On September 10, 2004, Marlon Legere's mother Melva placed a call to the 67th precinct in East Flatbush, Brooklyn. She was seeking the help of detectives Robert Parker and Patrick Rafferty, whom she knew from earlier incidents with her abusive son. Melva Legere said she feared her son--an unemployed ex-convict who had previously done time in Greene and Sing Sing prisons for sexual assault, attempted criminal sale of a controlled substance, and attempted assault--might try to take her car from her.
Seeing Marlon Legere on East 49th Street sitting in his mother's Mazda 626, the two detectives drove the wrong way down the street and boxed in Legere with their car so he could not drive off. Neither detective was wearing a bulletproof vest.
The detectives exited their vehicle and approached Legere from both sides of his mother's car. Legere somehow obtained Parker's 9 mm Glock and shot both officers four times each, mortally wounding them. Legere would later tell police: "When they tried to grab me, I wouldn't let them. I grabbed their gun and I shot them."
Before passing out, Rafferty managed to shoot Legere in the foot and the ankle. At the same time Parker dialed 911 on his cell phone and was able to calmly describe the situation and identify his attacker to the operator. "I have a photo of the guy who shot me on my dashboard," he said. Both detectives were still alive when ambulances showed up, but did not survive the trip to the hospital.
Flight and capture
After being shot by Rafferty, Marlon Legere, still bearing Parker's service weapon, hobbled into the street and carjacked Omar Harvey out of his Mercury Villager minivan. Legere drove twelve blocks to the apartment of a female acquaintance, where he tried to get rid of Parker's gun. Police took him into custody two hours later, when a neighbor saw Legere lying down and bleeding on the apartment's fire escape. Parker's gun was recovered from a lot behind the building.
Trial and afterwards
On September 13, 2004, prosecutors filed first degree murder charges against Legere. When the case went to trial, Legere pleaded not guilty but declined to take the stand in his defense. His attorneys' strategy was to portray the crime as an attempt at self-defense, arguing that Legere thought he was being robbed.

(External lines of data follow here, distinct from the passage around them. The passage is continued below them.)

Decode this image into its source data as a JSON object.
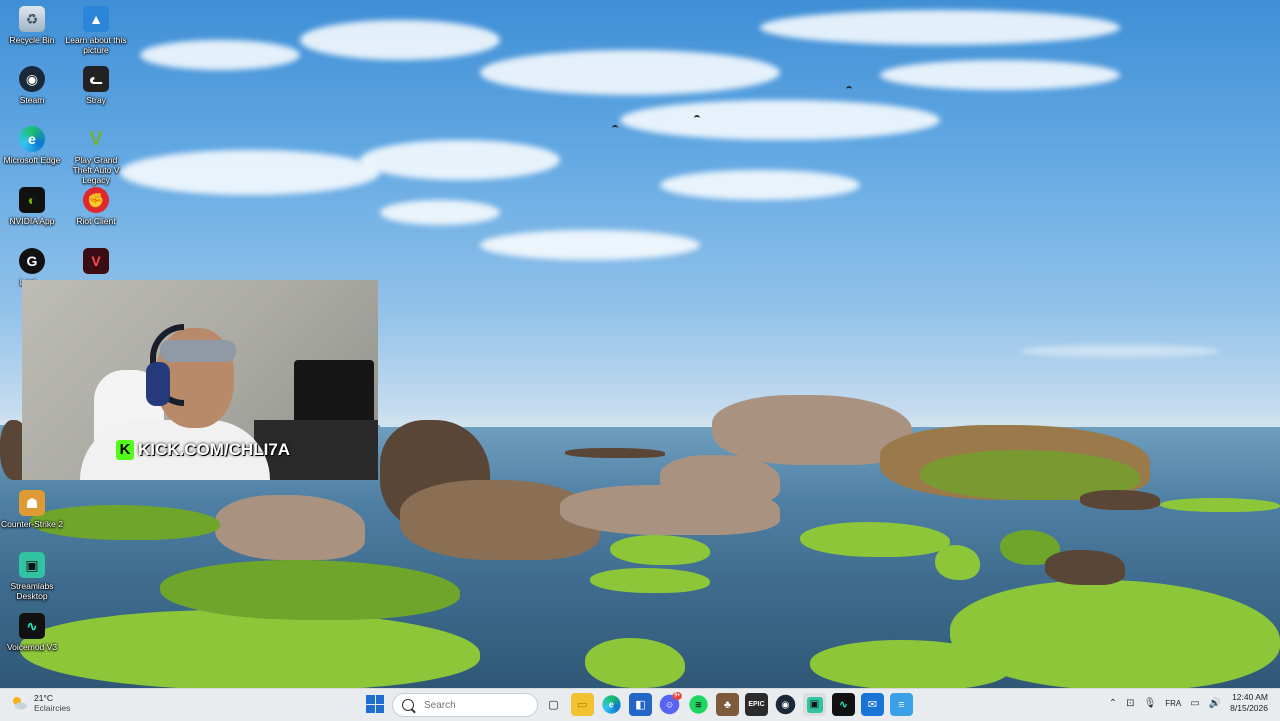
{
  "desktop": {
    "icons": [
      {
        "label": "Recycle Bin",
        "icon": "recycle-bin-icon"
      },
      {
        "label": "Learn about this picture",
        "icon": "picture-info-icon"
      },
      {
        "label": "Steam",
        "icon": "steam-icon"
      },
      {
        "label": "Stray",
        "icon": "stray-icon"
      },
      {
        "label": "Microsoft Edge",
        "icon": "edge-icon"
      },
      {
        "label": "Play Grand Theft Auto V Legacy",
        "icon": "gta-icon"
      },
      {
        "label": "NVIDIA App",
        "icon": "nvidia-icon"
      },
      {
        "label": "Riot Client",
        "icon": "riot-icon"
      },
      {
        "label": "Logi…",
        "icon": "logitech-icon"
      },
      {
        "label": "Counter-Strike 2",
        "icon": "counter-strike-icon"
      },
      {
        "label": "Streamlabs Desktop",
        "icon": "streamlabs-icon"
      },
      {
        "label": "Voicemod V3",
        "icon": "voicemod-icon"
      }
    ]
  },
  "webcam": {
    "overlay_text": "KICK.COM/CHLI7A",
    "logo_letter": "K"
  },
  "taskbar": {
    "weather": {
      "temp": "21°C",
      "condition": "Eclaircies"
    },
    "search_placeholder": "Search",
    "apps": [
      {
        "name": "task-view-icon",
        "active": false
      },
      {
        "name": "file-explorer-icon",
        "active": false
      },
      {
        "name": "edge-icon",
        "active": false
      },
      {
        "name": "store-icon",
        "active": false
      },
      {
        "name": "discord-icon",
        "active": false,
        "badge": "9+"
      },
      {
        "name": "spotify-icon",
        "active": false
      },
      {
        "name": "game-icon",
        "active": false
      },
      {
        "name": "epic-games-icon",
        "active": false
      },
      {
        "name": "steam-icon",
        "active": false
      },
      {
        "name": "streamlabs-icon",
        "active": true
      },
      {
        "name": "voicemod-icon",
        "active": false
      },
      {
        "name": "outlook-icon",
        "active": false
      },
      {
        "name": "notepad-icon",
        "active": false
      }
    ],
    "tray": {
      "language": "FRA",
      "time": "12:40 AM",
      "date": "8/15/2026"
    }
  },
  "colors": {
    "taskbar_bg": "#e9ecef",
    "kick_green": "#53fc18",
    "accent": "#1f6fd1"
  }
}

The detectives were in plainclothes and driving an unmarked car at the time.
According to defense attorney Ivan Vogel: "It's a combination of self defense and just a tragic situation where the circumstances unraveled ... Mr. Legere was fighting for his life."
The jury deliberated only one day. Legere was convicted on February 2, 2006 and on February 22, 2006, received two life sentences without parole for the first-degree murder charges, 25 years for a first-degree robbery charge, and one year for a fourth-degree criminal mischief charge. 

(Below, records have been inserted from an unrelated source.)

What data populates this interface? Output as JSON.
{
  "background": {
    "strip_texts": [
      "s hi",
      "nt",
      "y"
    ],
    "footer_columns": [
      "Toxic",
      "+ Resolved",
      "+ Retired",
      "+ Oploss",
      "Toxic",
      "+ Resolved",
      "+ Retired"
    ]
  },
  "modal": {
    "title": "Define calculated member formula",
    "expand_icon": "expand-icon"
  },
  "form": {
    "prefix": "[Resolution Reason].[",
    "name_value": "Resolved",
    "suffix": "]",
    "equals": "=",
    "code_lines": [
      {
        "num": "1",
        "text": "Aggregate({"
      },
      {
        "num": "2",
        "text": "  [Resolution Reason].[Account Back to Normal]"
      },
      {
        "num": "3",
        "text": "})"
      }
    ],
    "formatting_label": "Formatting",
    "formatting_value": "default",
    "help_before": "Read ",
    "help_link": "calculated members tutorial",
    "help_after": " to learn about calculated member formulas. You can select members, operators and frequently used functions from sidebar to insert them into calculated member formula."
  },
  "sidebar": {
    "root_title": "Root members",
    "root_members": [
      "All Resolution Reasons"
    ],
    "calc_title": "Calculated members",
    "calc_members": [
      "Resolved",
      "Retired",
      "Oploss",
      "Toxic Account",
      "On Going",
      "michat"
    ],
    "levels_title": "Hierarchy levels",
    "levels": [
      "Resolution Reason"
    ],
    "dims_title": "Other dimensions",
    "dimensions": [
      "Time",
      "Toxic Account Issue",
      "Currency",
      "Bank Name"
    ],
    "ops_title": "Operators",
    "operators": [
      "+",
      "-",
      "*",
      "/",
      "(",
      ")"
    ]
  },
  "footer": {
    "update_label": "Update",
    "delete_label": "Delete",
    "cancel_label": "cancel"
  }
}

Many New Yorkers, especially police officers, were bitterly disappointed that Legere was not eligible for the death penalty (New York's capital punishment statute had been overturned just three months before).
No one is entirely sure how Legere was able to take Parker's Glock 19 from him. If the detective had his gun already drawn, Legere may simply have wrestled it away. If not, he might have pulled it from Parker's holster himself.  Though the NYPD typically issues its officers with retention holsters, it is unknown if Parker was wearing one.
- Becker, M. (2004). "Slain cops 'like family' to suspect's mother" The Daily News. Retrieved November 4, 2006.
- WNBC.com and The Associated Press. (2004). "Mom Of Alleged Cop Shooter Says She's 'Deeply Sorry'". WNBC.com. Retrieved November 4, 2006.
- Ramirez, J. (2006). "Testimony Begins For Suspect In Detectives' 2004 Deaths" NY1. Retrieved November 4, 2006.
- Detective Patrick Rafferty
- Miller, J. (2006). "Convicted cop killer gets life sentences: Marlon Legere says he should have testified in his trial for shooting two detectives" Metro New York. Retrieved November 4, 2006.
- Glaberson, W. (2004). "Death Penalty Is Not Option in Slaying of 2 Detectives" The New York Times. Retrieved November 4, 2006.
- Blau, R. (2006)."Sentence Cops' Killer to Life Without Parole" The Chief. Retrieved November 4, 2006.
- Adame, J. (2004). "Police Killed With Their Own Guns" The Gotham Gazette. Retrieved November 4, 2006.
- New York State inmate search (Legere's DIN# is 06A0975)